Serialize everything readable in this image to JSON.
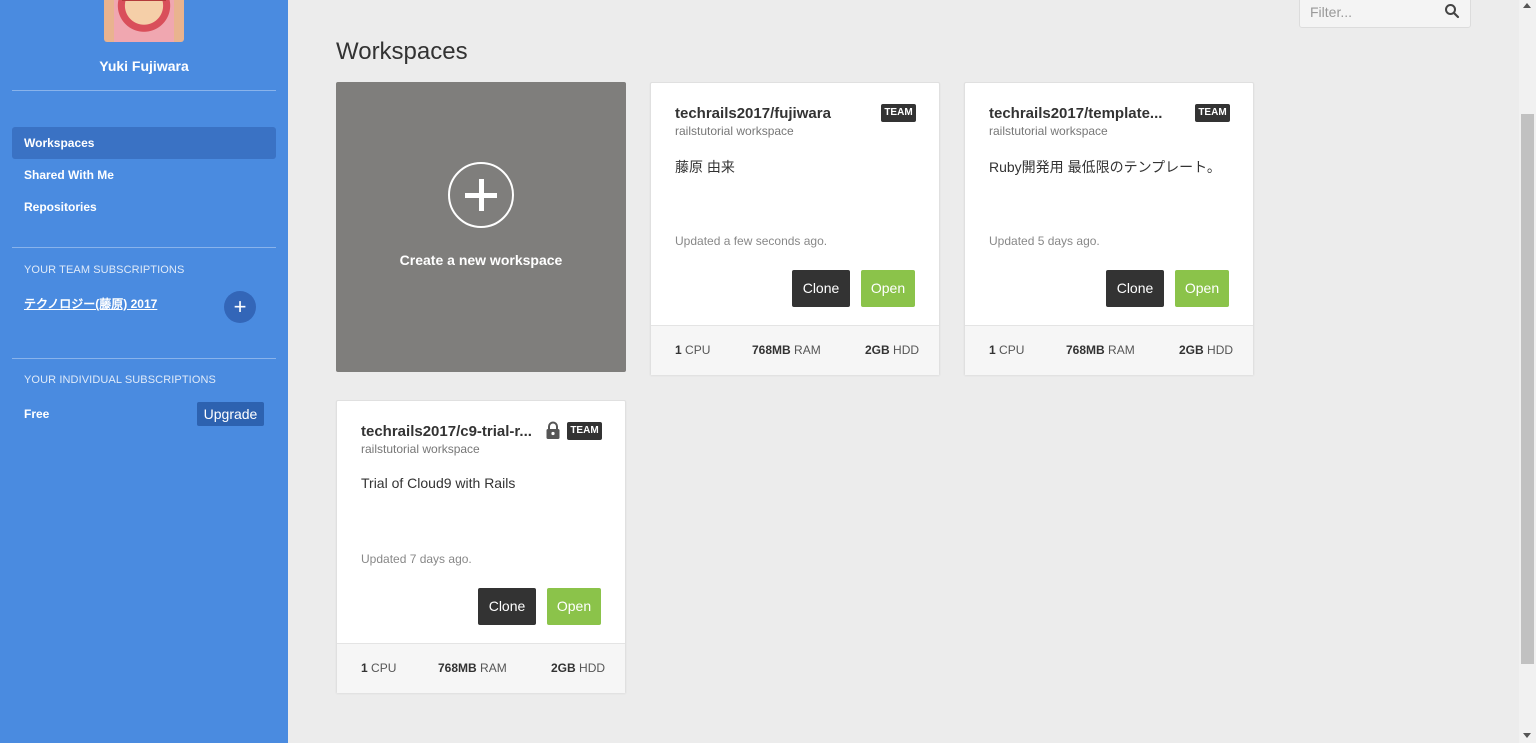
{
  "sidebar": {
    "username": "Yuki Fujiwara",
    "nav": [
      {
        "label": "Workspaces",
        "active": true
      },
      {
        "label": "Shared With Me",
        "active": false
      },
      {
        "label": "Repositories",
        "active": false
      }
    ],
    "team_section_title": "YOUR TEAM SUBSCRIPTIONS",
    "team_name": "テクノロジー(藤原) 2017",
    "add_team_icon": "plus-icon",
    "individual_section_title": "YOUR INDIVIDUAL SUBSCRIPTIONS",
    "plan": "Free",
    "upgrade_label": "Upgrade"
  },
  "main": {
    "title": "Workspaces",
    "filter_placeholder": "Filter...",
    "create_label": "Create a new workspace"
  },
  "workspaces": [
    {
      "name": "techrails2017/fujiwara",
      "type": "railstutorial workspace",
      "badge": "TEAM",
      "locked": false,
      "description": "藤原 由来",
      "updated": "Updated a few seconds ago.",
      "clone_label": "Clone",
      "open_label": "Open",
      "cpu_value": "1",
      "cpu_unit": "CPU",
      "ram_value": "768MB",
      "ram_unit": "RAM",
      "hdd_value": "2GB",
      "hdd_unit": "HDD"
    },
    {
      "name": "techrails2017/template...",
      "type": "railstutorial workspace",
      "badge": "TEAM",
      "locked": false,
      "description": "Ruby開発用 最低限のテンプレート。",
      "updated": "Updated 5 days ago.",
      "clone_label": "Clone",
      "open_label": "Open",
      "cpu_value": "1",
      "cpu_unit": "CPU",
      "ram_value": "768MB",
      "ram_unit": "RAM",
      "hdd_value": "2GB",
      "hdd_unit": "HDD"
    },
    {
      "name": "techrails2017/c9-trial-r...",
      "type": "railstutorial workspace",
      "badge": "TEAM",
      "locked": true,
      "description": "Trial of Cloud9 with Rails",
      "updated": "Updated 7 days ago.",
      "clone_label": "Clone",
      "open_label": "Open",
      "cpu_value": "1",
      "cpu_unit": "CPU",
      "ram_value": "768MB",
      "ram_unit": "RAM",
      "hdd_value": "2GB",
      "hdd_unit": "HDD"
    }
  ],
  "colors": {
    "sidebar": "#4a8be0",
    "sidebar_active": "#3a72c4",
    "open_button": "#8bc34a",
    "clone_button": "#333333",
    "create_card": "#7f7e7c"
  }
}
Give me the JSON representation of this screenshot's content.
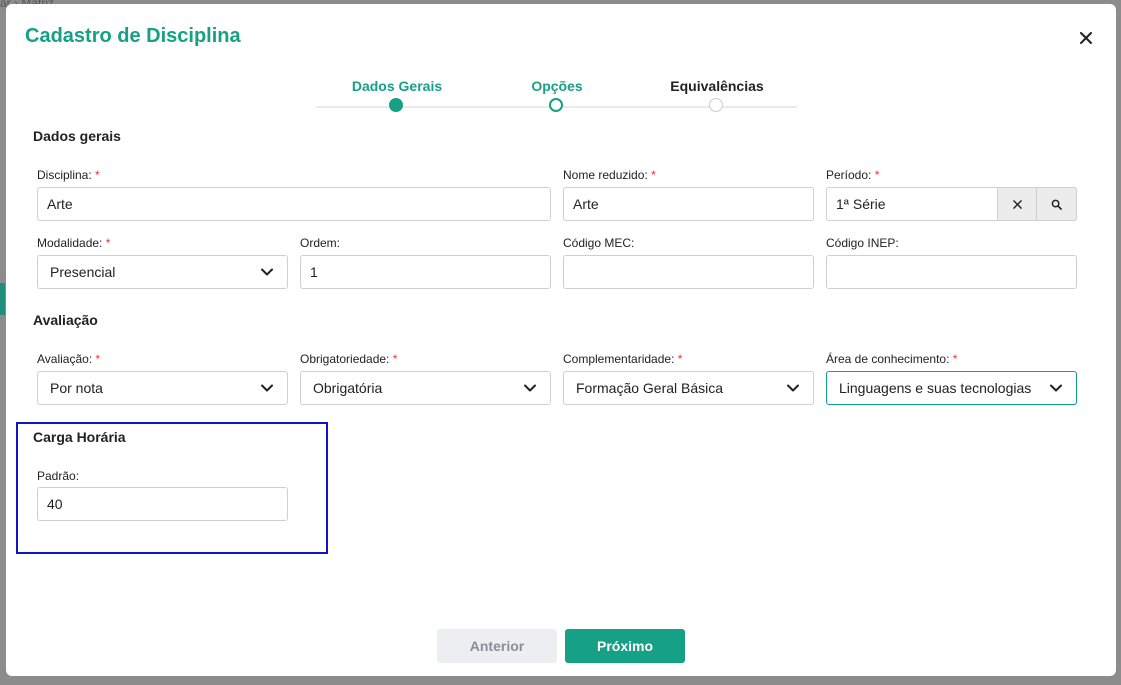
{
  "backdrop": {
    "breadcrumb_text": "ar  ›  Matriz"
  },
  "modal": {
    "title": "Cadastro de Disciplina"
  },
  "stepper": {
    "steps": [
      {
        "label": "Dados Gerais",
        "state": "completed"
      },
      {
        "label": "Opções",
        "state": "current"
      },
      {
        "label": "Equivalências",
        "state": "pending"
      }
    ]
  },
  "sections": {
    "dados_gerais": "Dados gerais",
    "avaliacao": "Avaliação",
    "carga_horaria": "Carga Horária"
  },
  "fields": {
    "disciplina": {
      "label": "Disciplina:",
      "value": "Arte",
      "required": "*"
    },
    "nome_reduzido": {
      "label": "Nome reduzido:",
      "value": "Arte",
      "required": "*"
    },
    "periodo": {
      "label": "Período:",
      "value": "1ª Série",
      "required": "*"
    },
    "modalidade": {
      "label": "Modalidade:",
      "value": "Presencial",
      "required": "*"
    },
    "ordem": {
      "label": "Ordem:",
      "value": "1"
    },
    "codigo_mec": {
      "label": "Código MEC:",
      "value": ""
    },
    "codigo_inep": {
      "label": "Código INEP:",
      "value": ""
    },
    "avaliacao": {
      "label": "Avaliação:",
      "value": "Por nota",
      "required": "*"
    },
    "obrigatoriedade": {
      "label": "Obrigatoriedade:",
      "value": "Obrigatória",
      "required": "*"
    },
    "complementaridade": {
      "label": "Complementaridade:",
      "value": "Formação Geral Básica",
      "required": "*"
    },
    "area_conhecimento": {
      "label": "Área de conhecimento:",
      "value": "Linguagens e suas tecnologias",
      "required": "*"
    },
    "padrao": {
      "label": "Padrão:",
      "value": "40"
    }
  },
  "buttons": {
    "anterior": "Anterior",
    "proximo": "Próximo"
  },
  "colors": {
    "accent": "#16a085",
    "required": "#e53935",
    "highlight": "#1212c8"
  }
}
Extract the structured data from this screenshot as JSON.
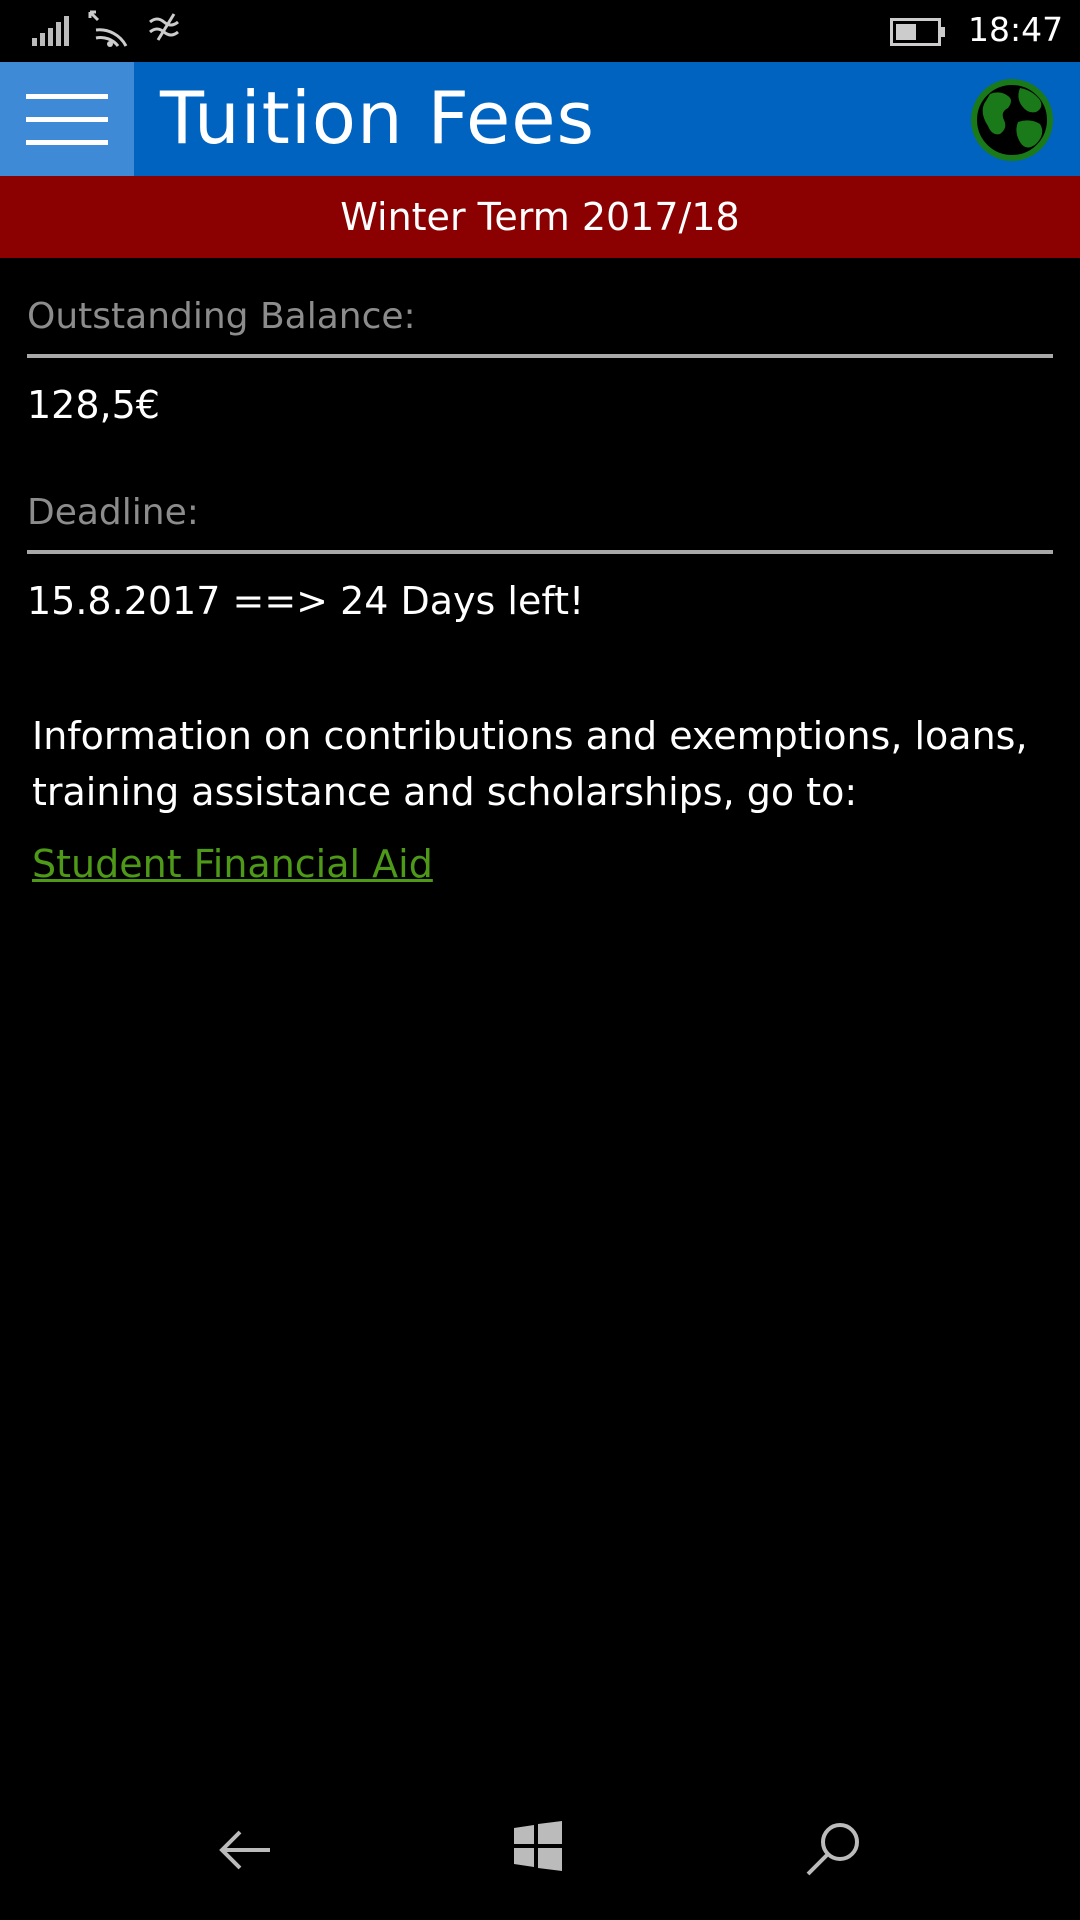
{
  "statusbar": {
    "time": "18:47",
    "icons": [
      "signal-icon",
      "wifi-icon",
      "data-connection-icon",
      "battery-icon"
    ]
  },
  "header": {
    "title": "Tuition Fees",
    "menu_icon": "hamburger-menu-icon",
    "globe_icon": "globe-icon",
    "colors": {
      "bar": "#0063c0",
      "menu_button": "#3f8ad6",
      "globe": "#1a7a1a"
    }
  },
  "term": {
    "label": "Winter Term 2017/18",
    "color": "#8b0000"
  },
  "balance": {
    "label": "Outstanding Balance:",
    "value": "128,5€"
  },
  "deadline": {
    "label": "Deadline:",
    "value": "15.8.2017 ==> 24 Days left!"
  },
  "info": {
    "text": "Information on contributions and exemptions, loans, training assistance and scholarships, go to:",
    "link_label": "Student Financial Aid",
    "link_color": "#4e9a18"
  },
  "navbar": {
    "icons": [
      "back-arrow-icon",
      "windows-start-icon",
      "search-icon"
    ]
  }
}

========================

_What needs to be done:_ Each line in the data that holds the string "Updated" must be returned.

_Answer space:_
      "updated": "Updated a few seconds ago.",
      "updated": "Updated 5 days ago.",
      "updated": "Updated 7 days ago.",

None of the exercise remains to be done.